_Required work_
An exact reproduction of all entries is expected.

_Data shown_
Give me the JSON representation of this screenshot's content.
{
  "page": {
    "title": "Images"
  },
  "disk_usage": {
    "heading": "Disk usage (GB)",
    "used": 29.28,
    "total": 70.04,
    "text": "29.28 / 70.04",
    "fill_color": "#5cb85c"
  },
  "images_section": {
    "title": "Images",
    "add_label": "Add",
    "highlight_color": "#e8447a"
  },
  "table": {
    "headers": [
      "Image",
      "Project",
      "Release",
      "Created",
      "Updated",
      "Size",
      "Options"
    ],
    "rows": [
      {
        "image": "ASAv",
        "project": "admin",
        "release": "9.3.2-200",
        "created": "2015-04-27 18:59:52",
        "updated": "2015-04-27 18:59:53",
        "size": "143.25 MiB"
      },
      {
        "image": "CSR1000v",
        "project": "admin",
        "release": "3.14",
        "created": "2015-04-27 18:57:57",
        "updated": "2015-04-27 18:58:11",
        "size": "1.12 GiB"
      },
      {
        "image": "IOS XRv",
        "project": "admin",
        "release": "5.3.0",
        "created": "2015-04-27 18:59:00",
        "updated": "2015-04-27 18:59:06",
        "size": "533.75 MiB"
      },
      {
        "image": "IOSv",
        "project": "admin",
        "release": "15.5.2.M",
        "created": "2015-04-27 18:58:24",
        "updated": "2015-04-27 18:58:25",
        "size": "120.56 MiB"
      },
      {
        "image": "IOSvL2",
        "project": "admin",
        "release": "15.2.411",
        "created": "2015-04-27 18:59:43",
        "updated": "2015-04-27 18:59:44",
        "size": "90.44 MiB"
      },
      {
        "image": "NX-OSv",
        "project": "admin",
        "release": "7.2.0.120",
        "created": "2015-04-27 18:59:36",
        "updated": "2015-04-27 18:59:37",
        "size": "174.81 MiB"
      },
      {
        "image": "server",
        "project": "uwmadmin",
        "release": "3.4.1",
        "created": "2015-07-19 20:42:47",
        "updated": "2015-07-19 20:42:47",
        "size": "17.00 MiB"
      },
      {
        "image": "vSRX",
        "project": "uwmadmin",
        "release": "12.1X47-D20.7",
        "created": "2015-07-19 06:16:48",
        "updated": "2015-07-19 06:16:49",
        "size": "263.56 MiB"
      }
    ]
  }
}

_Result of the task_
Give me the JSON representation of this screenshot's content.
{
  "page": {
    "title": "Images"
  },
  "disk_usage": {
    "heading": "Disk usage (GB)",
    "used": 29.28,
    "total": 70.04,
    "text": "29.28 / 70.04",
    "fill_color": "#5cb85c"
  },
  "images_section": {
    "title": "Images",
    "add_label": "Add",
    "highlight_color": "#e8447a"
  },
  "table": {
    "headers": [
      "Image",
      "Project",
      "Release",
      "Created",
      "Updated",
      "Size",
      "Options"
    ],
    "rows": [
      {
        "image": "ASAv",
        "project": "admin",
        "release": "9.3.2-200",
        "created": "2015-04-27 18:59:52",
        "updated": "2015-04-27 18:59:53",
        "size": "143.25 MiB"
      },
      {
        "image": "CSR1000v",
        "project": "admin",
        "release": "3.14",
        "created": "2015-04-27 18:57:57",
        "updated": "2015-04-27 18:58:11",
        "size": "1.12 GiB"
      },
      {
        "image": "IOS XRv",
        "project": "admin",
        "release": "5.3.0",
        "created": "2015-04-27 18:59:00",
        "updated": "2015-04-27 18:59:06",
        "size": "533.75 MiB"
      },
      {
        "image": "IOSv",
        "project": "admin",
        "release": "15.5.2.M",
        "created": "2015-04-27 18:58:24",
        "updated": "2015-04-27 18:58:25",
        "size": "120.56 MiB"
      },
      {
        "image": "IOSvL2",
        "project": "admin",
        "release": "15.2.411",
        "created": "2015-04-27 18:59:43",
        "updated": "2015-04-27 18:59:44",
        "size": "90.44 MiB"
      },
      {
        "image": "NX-OSv",
        "project": "admin",
        "release": "7.2.0.120",
        "created": "2015-04-27 18:59:36",
        "updated": "2015-04-27 18:59:37",
        "size": "174.81 MiB"
      },
      {
        "image": "server",
        "project": "uwmadmin",
        "release": "3.4.1",
        "created": "2015-07-19 20:42:47",
        "updated": "2015-07-19 20:42:47",
        "size": "17.00 MiB"
      },
      {
        "image": "vSRX",
        "project": "uwmadmin",
        "release": "12.1X47-D20.7",
        "created": "2015-07-19 06:16:48",
        "updated": "2015-07-19 06:16:49",
        "size": "263.56 MiB"
      }
    ]
  }
}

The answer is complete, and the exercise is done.